The founder of moneysavingexpert.com described the move as a breach of the rules and claimed it was happening across the board.
The price cap, which shielded households from the worst of unprecedented hikes in wholesale gas costs last year, was blamed for the failure of dozens of energy suppliers as they could not pass on the steep rises in costs they were being forced to swallow.
Ofgem had signalled last month that it was preparing a series of compliance reviews.
Chief executive Jonathan Brearley said then: “Concerns have been raised that some suppliers may have been increasing direct debit payments by more than is necessary, or directing customers to tariffs that may not be in their best interest.
“We have also seen troubling stories about the way some vulnerable customers are being treated when they fall into difficulties.
“When households are facing massive increases in their energy bills, it is particularly important that suppliers are held to account and bad practices are addressed quickly.”
The vast majority of UK energy customers pay by direct debit but the level demanded by a supplier has been a bone of contention for years rather than months, with consumer groups often accusing firms of hoarding their customers’ cash through credit balances.
However, companies also claim to be victims too.
A recent report by uSwitch found that the amount of money owed to energy suppliers had doubled in a year to £1bn – with a quarter of households now in energy debt.

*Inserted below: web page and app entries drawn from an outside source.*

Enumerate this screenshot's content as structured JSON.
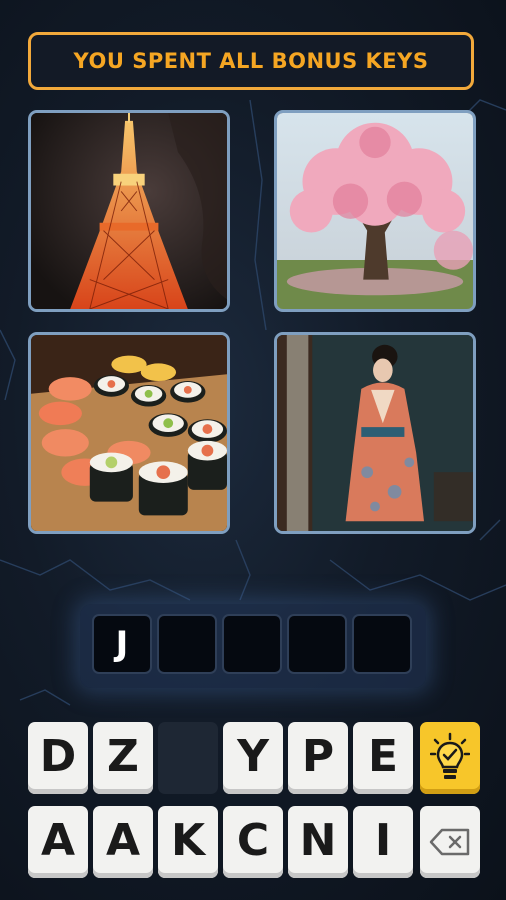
{
  "banner": {
    "text": "YOU SPENT ALL BONUS KEYS"
  },
  "colors": {
    "accent": "#f5a623",
    "tile_border": "#7f9fc0",
    "hint_bg": "#f7c62a"
  },
  "images": [
    {
      "name": "tokyo-tower-photo"
    },
    {
      "name": "cherry-blossom-tree-photo"
    },
    {
      "name": "sushi-rolls-photo"
    },
    {
      "name": "woman-in-kimono-photo"
    }
  ],
  "answer": {
    "slots": [
      "J",
      "",
      "",
      "",
      ""
    ]
  },
  "keyboard": {
    "row1": [
      "D",
      "Z",
      "",
      "Y",
      "P",
      "E"
    ],
    "row2": [
      "A",
      "A",
      "K",
      "C",
      "N",
      "I"
    ]
  },
  "icons": {
    "hint": "lightbulb-icon",
    "delete": "backspace-icon"
  }
}
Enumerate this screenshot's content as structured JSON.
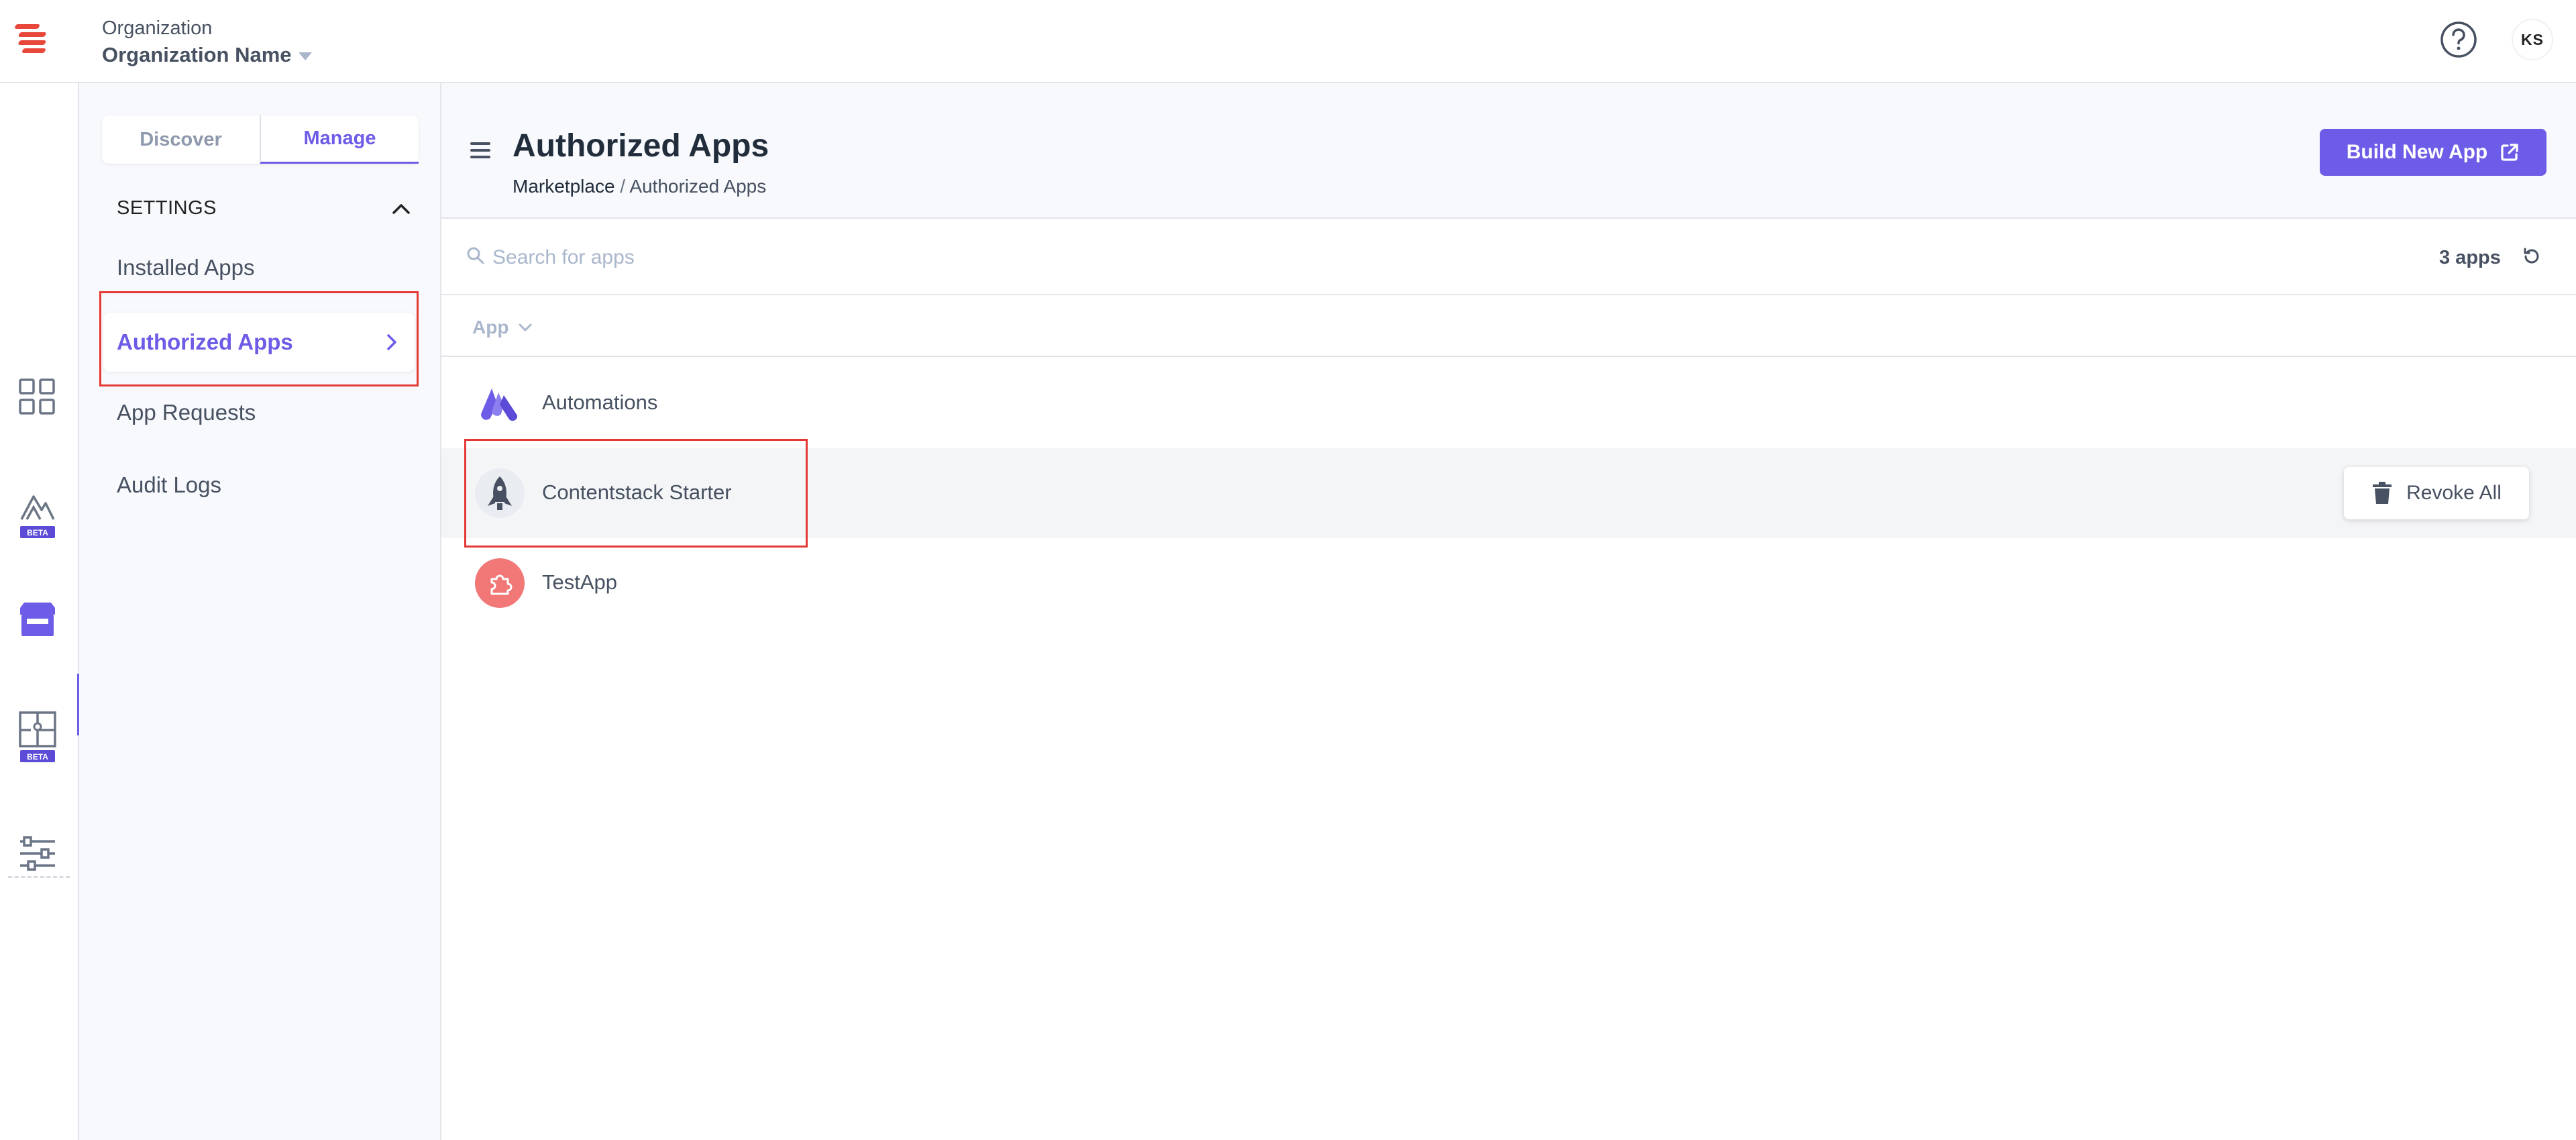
{
  "header": {
    "org_label": "Organization",
    "org_name": "Organization Name",
    "avatar_initials": "KS"
  },
  "rail": {
    "items": [
      {
        "name": "dashboard-grid-icon"
      },
      {
        "name": "automations-beta-icon",
        "badge": "BETA"
      },
      {
        "name": "marketplace-store-icon",
        "active": true
      },
      {
        "name": "puzzle-beta-icon",
        "badge": "BETA"
      },
      {
        "name": "settings-sliders-icon"
      }
    ]
  },
  "subnav": {
    "tabs": [
      {
        "label": "Discover"
      },
      {
        "label": "Manage",
        "active": true
      }
    ],
    "section_title": "SETTINGS",
    "items": [
      {
        "label": "Installed Apps"
      },
      {
        "label": "Authorized Apps",
        "active": true
      },
      {
        "label": "App Requests"
      },
      {
        "label": "Audit Logs"
      }
    ]
  },
  "page": {
    "title": "Authorized Apps",
    "breadcrumb": {
      "root": "Marketplace",
      "sep": "/",
      "current": "Authorized Apps"
    },
    "build_button": "Build New App"
  },
  "search": {
    "placeholder": "Search for apps",
    "count": "3 apps"
  },
  "table": {
    "column": "App",
    "rows": [
      {
        "name": "Automations",
        "icon": "automations-logo-icon",
        "color": "#6c5ce7"
      },
      {
        "name": "Contentstack Starter",
        "icon": "rocket-icon",
        "color": "#475161"
      },
      {
        "name": "TestApp",
        "icon": "puzzle-icon",
        "color": "#f27878"
      }
    ],
    "revoke_label": "Revoke All"
  },
  "colors": {
    "accent": "#6c5ce7",
    "highlight": "#e53935",
    "logo": "#e8473b"
  }
}
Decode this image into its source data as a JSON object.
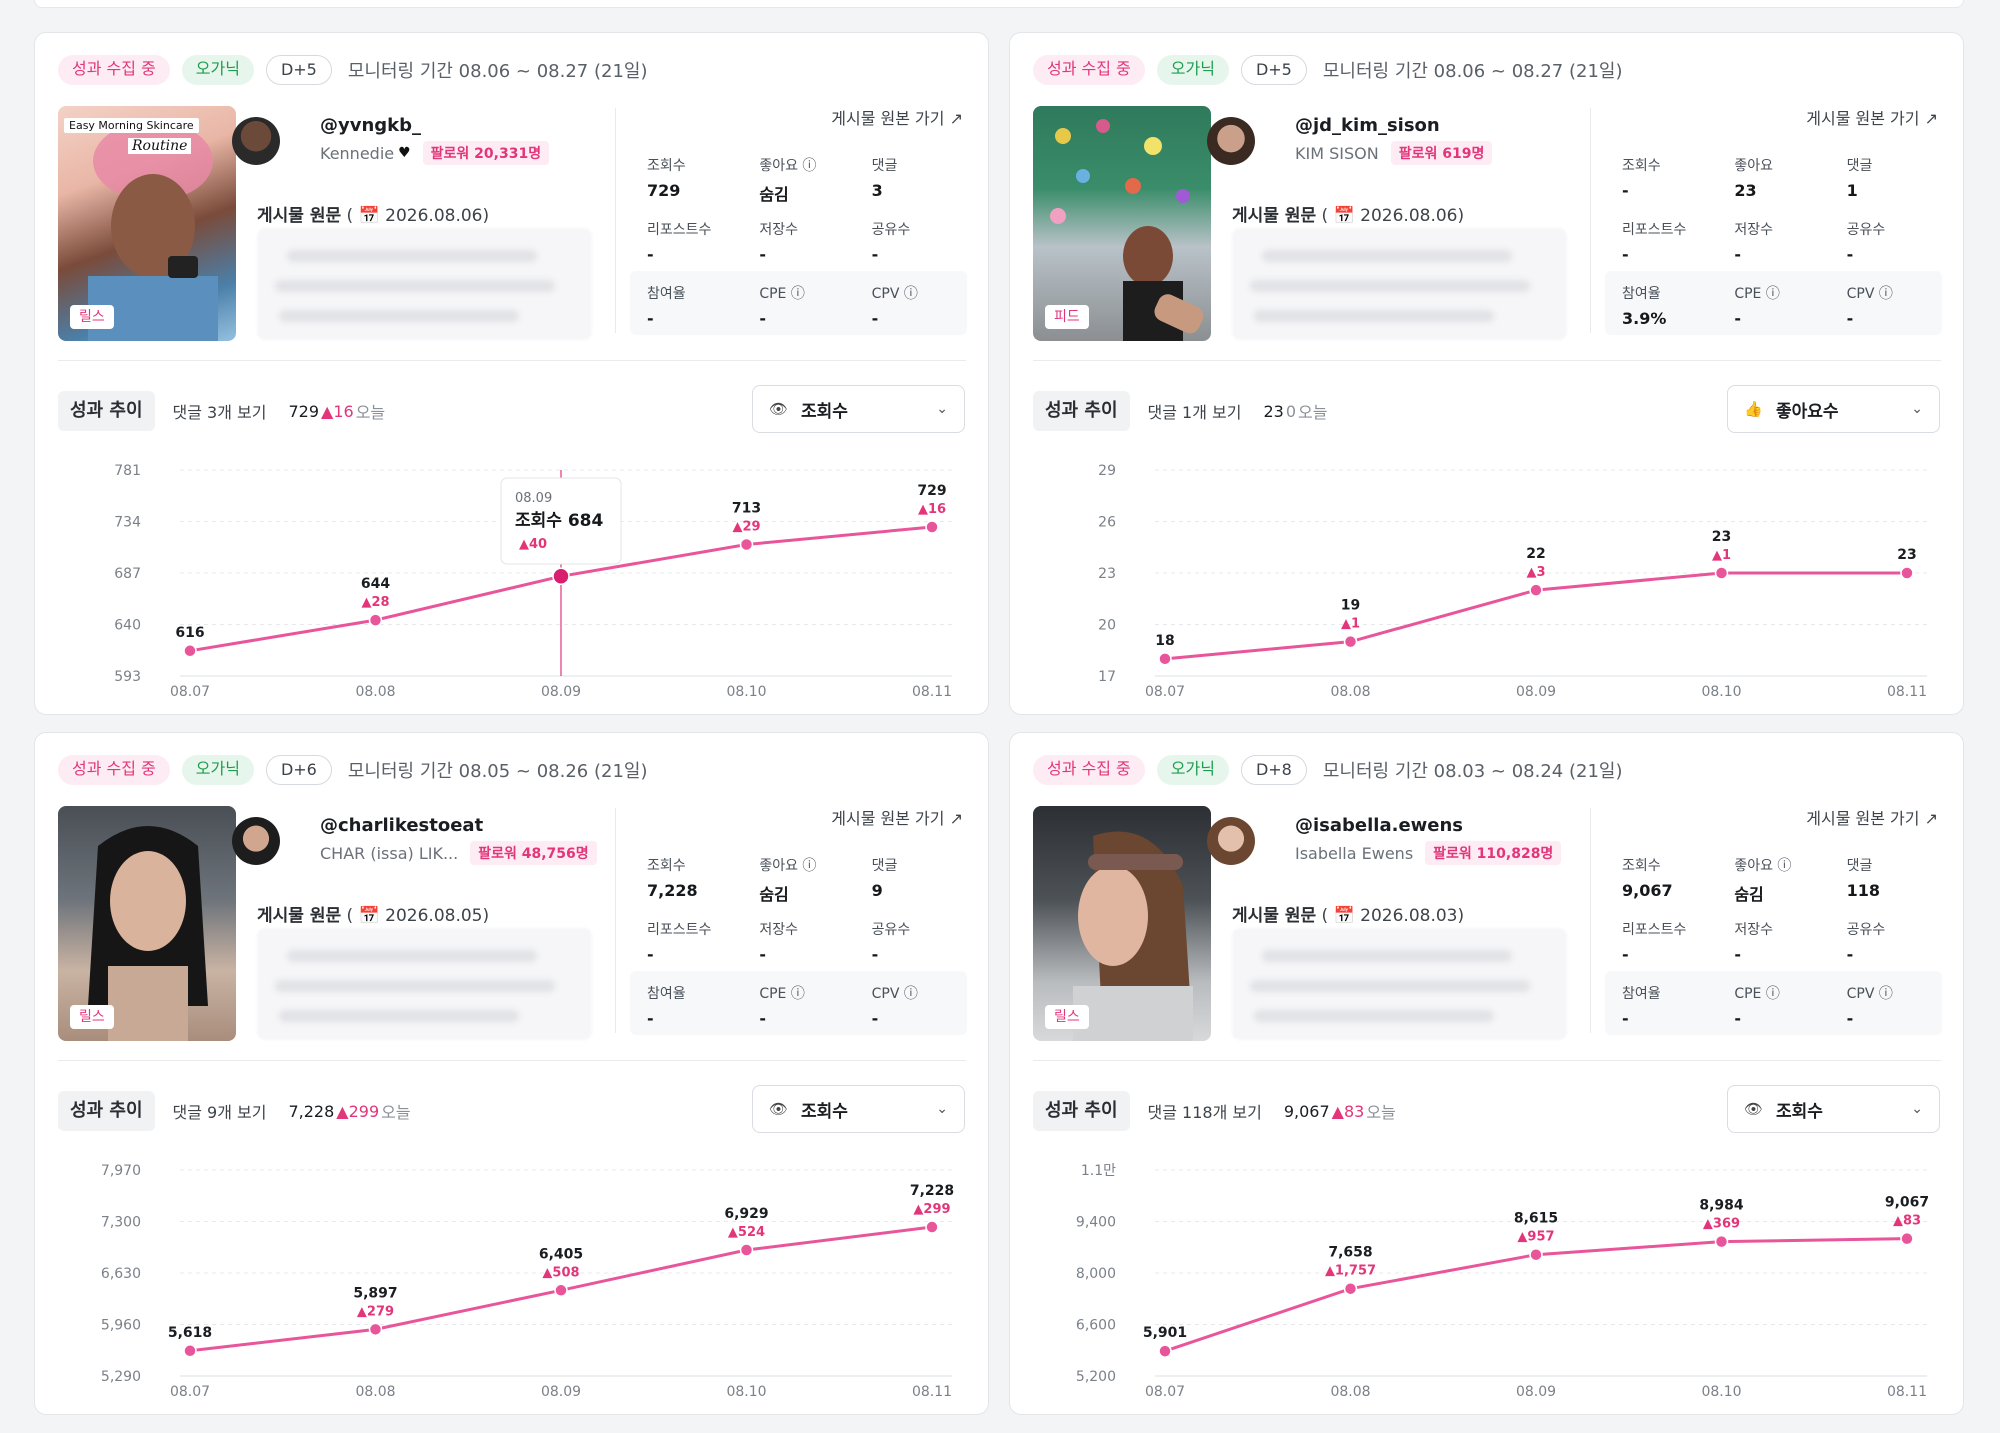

Evidence to MPs by energy company bosses last month highlighted increased concerns about customers’ ability to pay – with the energy price cap tipped to rise by a further £500 in October.
ScottishPower chief executive Keith Anderson called for the cap system to be scrapped in favour of a social tariff that would see the better off pay more.
He also suggested that, in the interim, a deficit fund should be established to allow people deemed struggling to be given 10 years to pay off £1,000 on their bills.